In The Room, Kate (Olga Kurylenko) and Matt (Kevin Janssens) are yet another entry in horror’s long tradition of hopeful strivers. Exhausted by the pace and cost of New York City, the thirty-something couple move into a rather palatial fixer upper in the upstate New York woods. Within the first few minutes of the film, it’s clear the pair is hoping the additional space will give artist Matt better conditions to paint, and Kate a lower overhead to cover while working as a freelance translator.
Too good to be true real estate purchases are a horror trope as old as the genre itself, and The Room‘s screenwriting team must be given credit for wasting no time in creating escalating complications. A bad omen dead bird is found in the kitchen. A bizarre labyrinth of wires is tangled beneath every conceivable surface, the electricity flickering ominously. The previous owners died in the house, and there is a mysterious room hidden behind the peeling wallpaper. A room that can supernaturally grant wishes, as Matt accidentally discovers when he jokingly asks for another bottle of whiskey after a long day of home repairs.
Kate and Matt are soon on a delightfully dizzy spree of cash, clothes and priceless artwork. A well edited montage lets us watch as the pair roleplay their way through old Hollywood glamour and disco excess, each night a honeymoon bacchanalia of delicacies, diamonds and designer lingerie.
Christian Volckman’s direction is particularly effective when the party finally ends, with carefully chosen shots lingering over last night’s clothes and half eaten desserts, moving boxes still unpacked amongst the wreckage of the mysterious room’s provided windfall. Matt and Kate no longer bicker about money, but all of the trinkets have provided much more than a hangover.
Discontented, Kate wishes for the child she has been denied by a series of unfortunate miscarriages. The introduction of the baby takes the film out of the standard monkey’s paw plot points and into more philosophically interesting territory.

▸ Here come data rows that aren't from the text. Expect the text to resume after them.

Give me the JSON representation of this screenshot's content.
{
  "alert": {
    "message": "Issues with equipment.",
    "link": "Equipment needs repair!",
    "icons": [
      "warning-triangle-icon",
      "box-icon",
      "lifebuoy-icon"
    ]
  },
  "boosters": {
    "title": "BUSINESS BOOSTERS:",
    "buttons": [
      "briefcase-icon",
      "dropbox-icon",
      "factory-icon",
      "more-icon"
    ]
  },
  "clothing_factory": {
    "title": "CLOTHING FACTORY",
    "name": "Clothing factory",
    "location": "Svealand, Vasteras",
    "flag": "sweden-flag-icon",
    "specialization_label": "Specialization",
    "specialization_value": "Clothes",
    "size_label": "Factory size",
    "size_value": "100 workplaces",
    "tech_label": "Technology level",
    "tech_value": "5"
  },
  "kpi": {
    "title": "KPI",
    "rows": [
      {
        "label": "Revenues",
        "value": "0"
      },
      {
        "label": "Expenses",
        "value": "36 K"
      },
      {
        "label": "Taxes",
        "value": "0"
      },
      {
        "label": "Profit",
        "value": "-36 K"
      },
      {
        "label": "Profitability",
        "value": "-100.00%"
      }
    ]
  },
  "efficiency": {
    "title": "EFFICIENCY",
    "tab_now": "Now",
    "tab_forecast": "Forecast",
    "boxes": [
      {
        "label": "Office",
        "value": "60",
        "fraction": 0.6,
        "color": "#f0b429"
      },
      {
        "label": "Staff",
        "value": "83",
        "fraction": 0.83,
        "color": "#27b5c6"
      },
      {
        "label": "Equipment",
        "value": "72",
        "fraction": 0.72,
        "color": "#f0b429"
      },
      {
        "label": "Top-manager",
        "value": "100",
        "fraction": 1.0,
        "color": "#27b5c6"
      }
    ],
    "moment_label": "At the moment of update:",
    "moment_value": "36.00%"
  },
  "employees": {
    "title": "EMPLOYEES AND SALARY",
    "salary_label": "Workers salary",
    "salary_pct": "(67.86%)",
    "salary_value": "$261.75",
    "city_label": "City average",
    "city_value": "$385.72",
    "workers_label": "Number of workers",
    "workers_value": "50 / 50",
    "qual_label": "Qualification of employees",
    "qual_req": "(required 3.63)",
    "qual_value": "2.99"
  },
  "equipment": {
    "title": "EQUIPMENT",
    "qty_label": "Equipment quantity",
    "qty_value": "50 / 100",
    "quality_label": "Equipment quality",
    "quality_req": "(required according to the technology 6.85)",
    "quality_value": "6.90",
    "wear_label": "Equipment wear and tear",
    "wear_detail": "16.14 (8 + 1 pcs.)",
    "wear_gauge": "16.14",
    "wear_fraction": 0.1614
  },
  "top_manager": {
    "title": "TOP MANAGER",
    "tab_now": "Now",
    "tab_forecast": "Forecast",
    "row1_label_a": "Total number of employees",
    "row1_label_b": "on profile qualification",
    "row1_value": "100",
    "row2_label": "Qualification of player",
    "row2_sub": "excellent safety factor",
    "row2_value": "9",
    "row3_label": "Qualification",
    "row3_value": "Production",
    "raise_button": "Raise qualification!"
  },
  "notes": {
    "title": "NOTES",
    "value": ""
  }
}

The tension between Matt and Kate mounts, and the consequences become more than just the usual question of material greed, but of daring to play God. While wishes are unlimited, nothing the mystical room provides can leave the house, crumbling to dust if taken past the threshold. Kate wants to protect her son at all costs, Matt isn’t sure if the child is human at all, or if he’s another wish fulfillment figment, as impermanent as everything else the room conjures up.
It is at this point in the flick that cracks in The Room‘s foundation begin to show. Because the mechanism of how the room works is never explained, the film’s internal logic becomes increasingly fractured in a messy third act that tonally doesn’t match up at all with what preceded it. The baby (whom Kate has named Shane) is only aged a few years by exposure to the outside, but not ground to dust like everything else the room has produced.

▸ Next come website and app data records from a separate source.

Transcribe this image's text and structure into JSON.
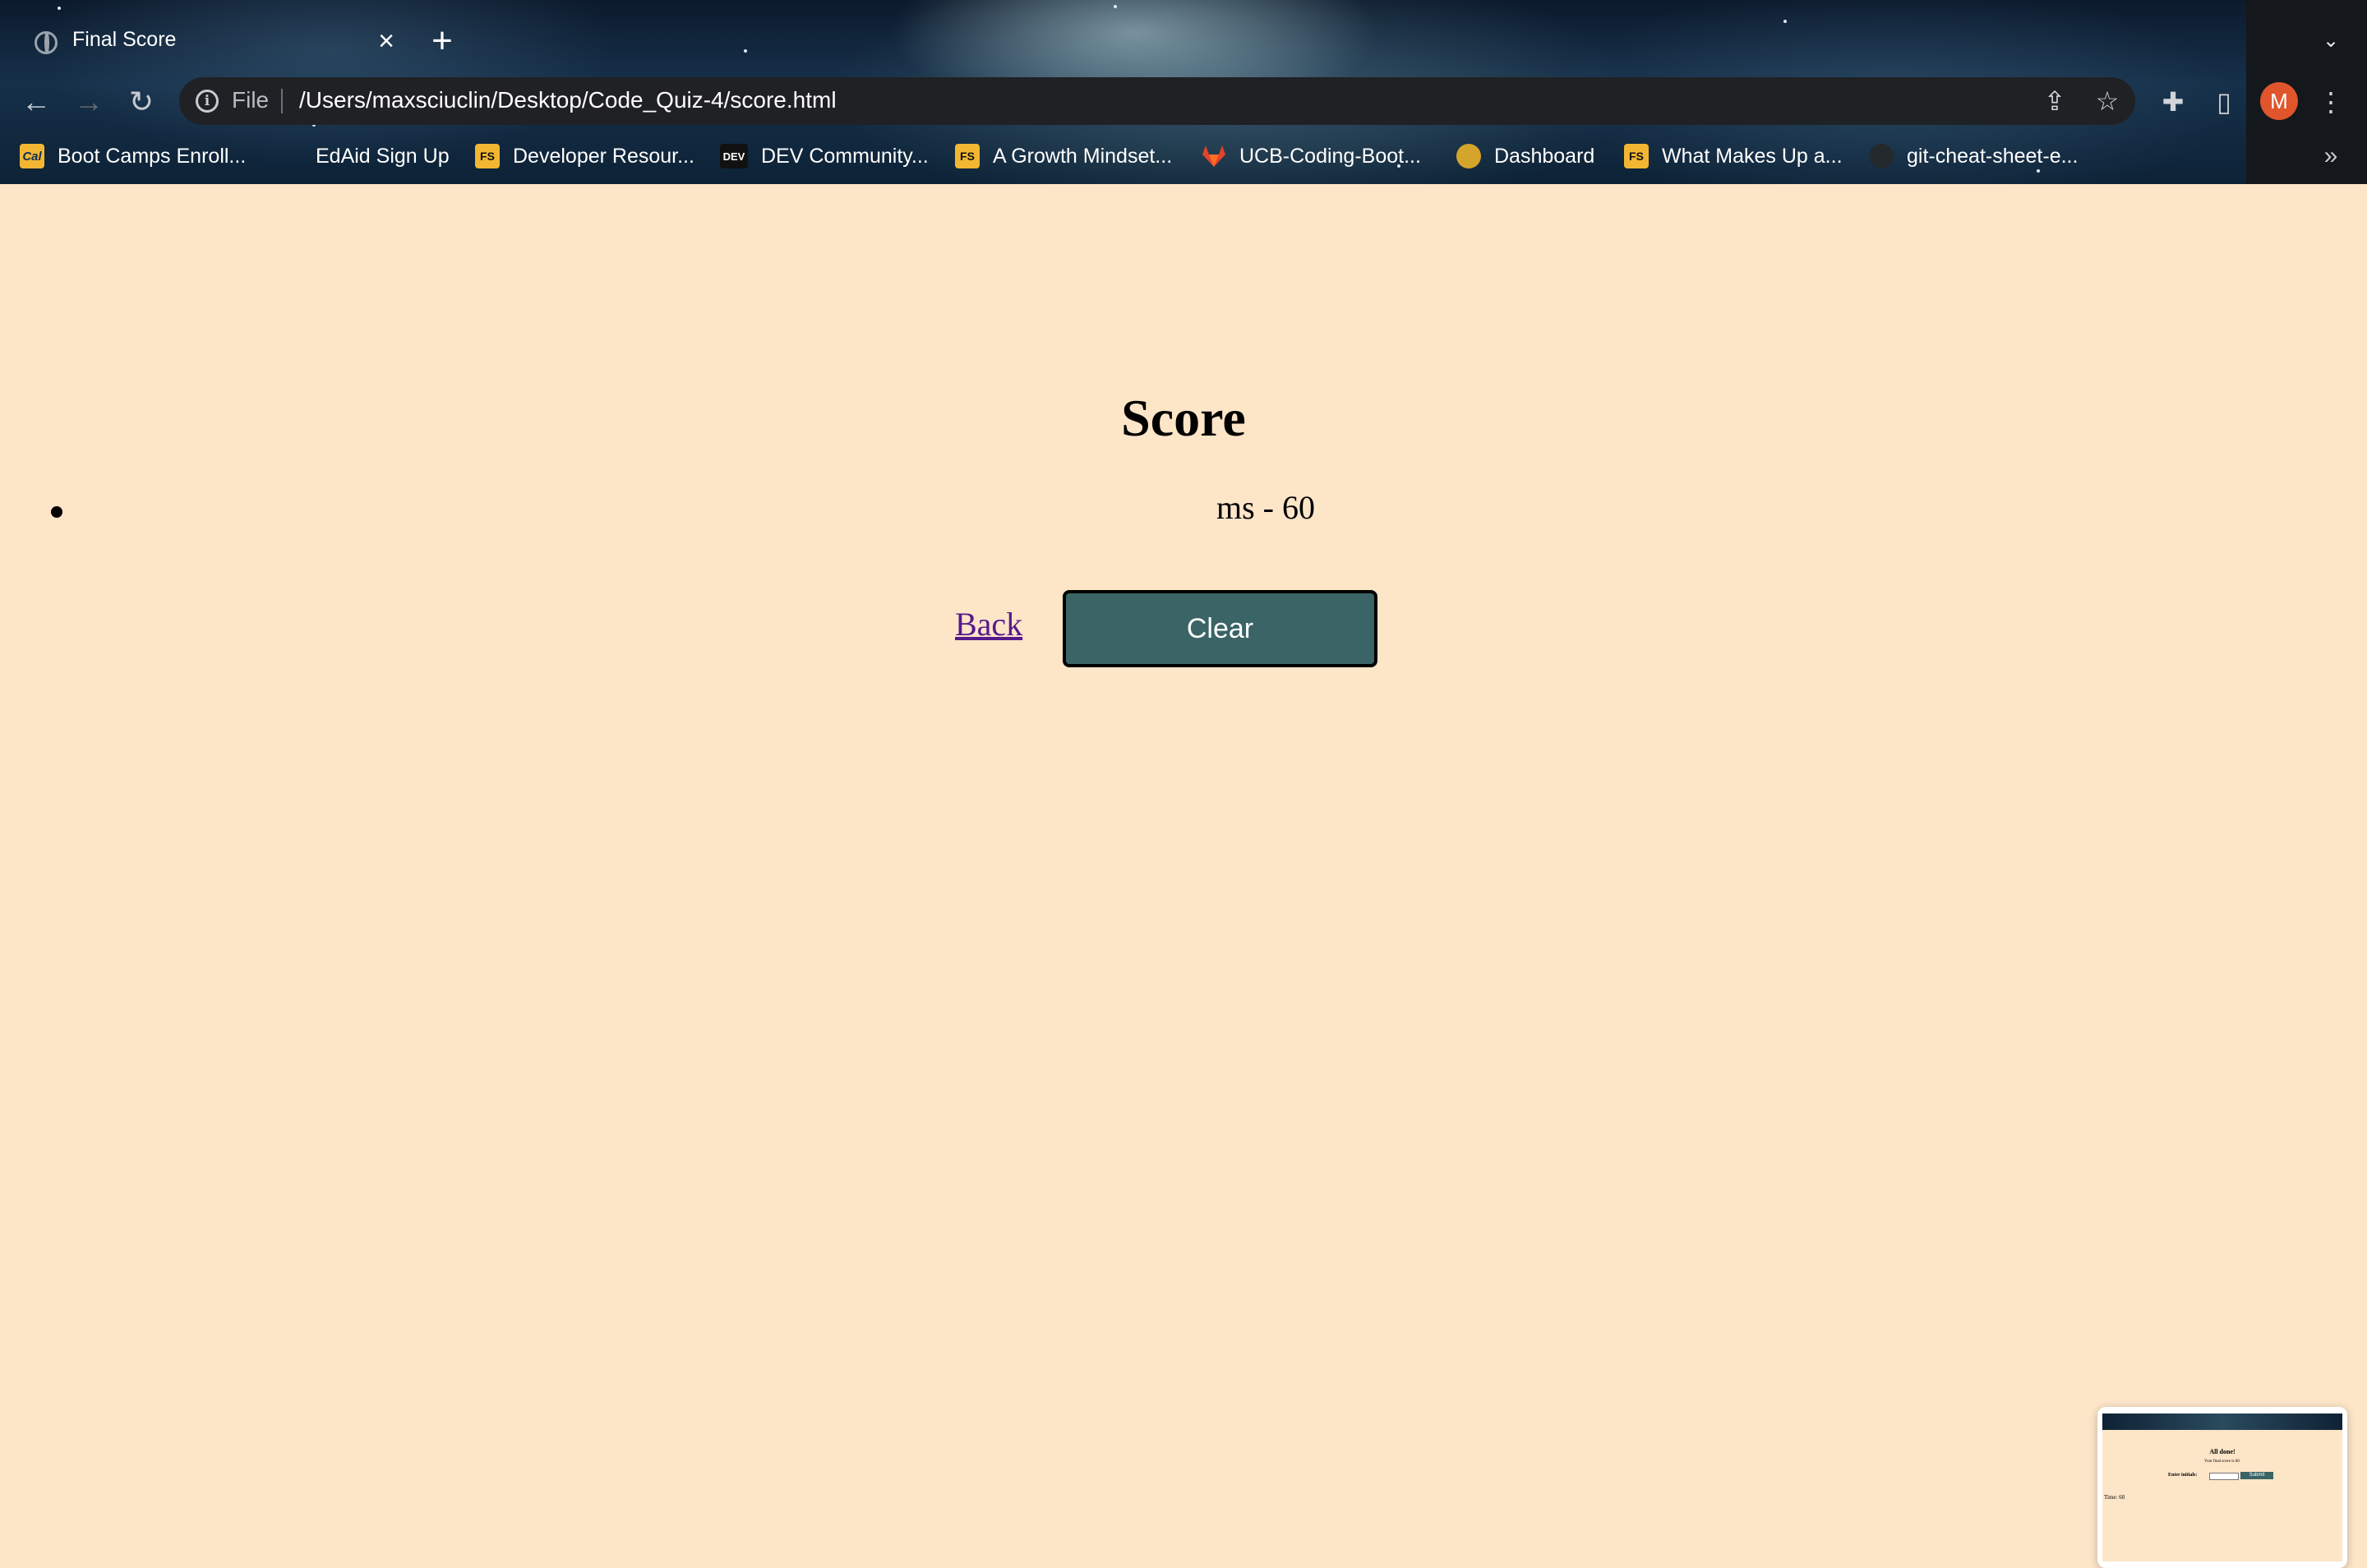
{
  "browser": {
    "tab": {
      "title": "Final Score",
      "close_glyph": "×",
      "icon": "globe-icon"
    },
    "new_tab_glyph": "+",
    "tab_list_glyph": "⌄",
    "nav": {
      "back_glyph": "←",
      "forward_glyph": "→",
      "reload_glyph": "↻"
    },
    "omnibox": {
      "scheme_label": "File",
      "url": "/Users/maxsciuclin/Desktop/Code_Quiz-4/score.html",
      "share_glyph": "⇪",
      "bookmark_glyph": "☆"
    },
    "toolbar": {
      "extensions_glyph": "✚",
      "sidepanel_glyph": "▯",
      "avatar_initial": "M",
      "avatar_color": "#e0552b",
      "menu_glyph": "⋮"
    },
    "bookmarks": [
      {
        "label": "Boot Camps Enroll...",
        "icon": "cal-icon",
        "badge": "Cal",
        "color": "#f2b632"
      },
      {
        "label": "EdAid Sign Up",
        "icon": "edaid-icon",
        "badge": "",
        "color": ""
      },
      {
        "label": "Developer Resour...",
        "icon": "fs-icon",
        "badge": "FS",
        "color": "#f2b632"
      },
      {
        "label": "DEV Community...",
        "icon": "dev-icon",
        "badge": "DEV",
        "color": "#111111"
      },
      {
        "label": "A Growth Mindset...",
        "icon": "fs-icon",
        "badge": "FS",
        "color": "#f2b632"
      },
      {
        "label": "UCB-Coding-Boot...",
        "icon": "gitlab-icon",
        "badge": "",
        "color": "#e24329"
      },
      {
        "label": "Dashboard",
        "icon": "dashboard-icon",
        "badge": "",
        "color": "#d4a52a"
      },
      {
        "label": "What Makes Up a...",
        "icon": "fs-icon",
        "badge": "FS",
        "color": "#f2b632"
      },
      {
        "label": "git-cheat-sheet-e...",
        "icon": "github-icon",
        "badge": "",
        "color": "#24292e"
      }
    ],
    "bookmarks_more_glyph": "»"
  },
  "page": {
    "background": "#fde5c8",
    "heading": "Score",
    "scores": [
      "ms - 60"
    ],
    "back_label": "Back",
    "clear_label": "Clear",
    "clear_color": "#3a6465"
  },
  "preview": {
    "title": "All done!",
    "subtitle": "Your final score is 60.",
    "label": "Enter initials:",
    "button": "Submit",
    "time": "Time: 60"
  }
}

The now primary school aged Shane is also able to use the room’s powers in more abstract and expansive ways than any of the other characters. This sets in motion a chain of events that wastes the frisson of eerie changeling child horror the film had been subtly building up. The deeper psychological questions of the first half are abandoned for a sharp and deeply uncomfortable veer toward the Oedipal that is so jarring it reads as exploitative.
The Room is visually lush, and for what is primarily a one location film, the set design and cinematography are carefully constructed to give each room in the house a distinct aesthetic. The home is reflective of the both the fairy tale world Kate wants to create for the housebound Shane, and the increasing isolation Matt feels as his wife becomes enthralled with the escapism that comes with the room’s wish fulfillment.
The two leads also give very committed performances, but are consistently hamstrung by the script. There is very little room for consistent character development in the face of a film so overstuffed with plot devices. Matt and Kate’s behavior and reactions are in service to the next checkpoint in the storyline, rather than what had been previously established as their baseline personalities. Olga Kurylenko and Kevin Janssens both deserve praise for managing to give realistic emotional heft to a pair of characters that, as written, are both overburdened and under baked.
With health and safety concerns greatly slowing the schedule of new releases, the visual polish and early subversion of expectations in the The Room feel like a breath of fresh air. Real life circumstances in the era of quarantine lend the story of a family trapped in their home an impact the script otherwise lacks.
What hampers The Room from being memorable for more than its topical aspects is the complete lack of follow though on its more interesting ideas. As the credits roll, you’ll likely wish the movie had sustained its early conceptual promise, rather than fritter away the goodwill of its own cleverness in a circular journey to the morality play tropes it had initially managed to subvert.
WICKED RATING: 6/10
Director(s): Christian Volckman
Writer(s): Sabrina Karine, Eric Forestier, Gaia Guasti, Vincent Ravalec, Christian Volckman
Stars: Olga Kurylenko, Kevin Janssens, Joshua Wilson
Release: July 21, 2020 (VOD, Digital HD, DVD and Blu-ray)
Studio/Production Company: Les Films du Poisson, Versus Production, Bidibul Productions
Run Time: 100 minutes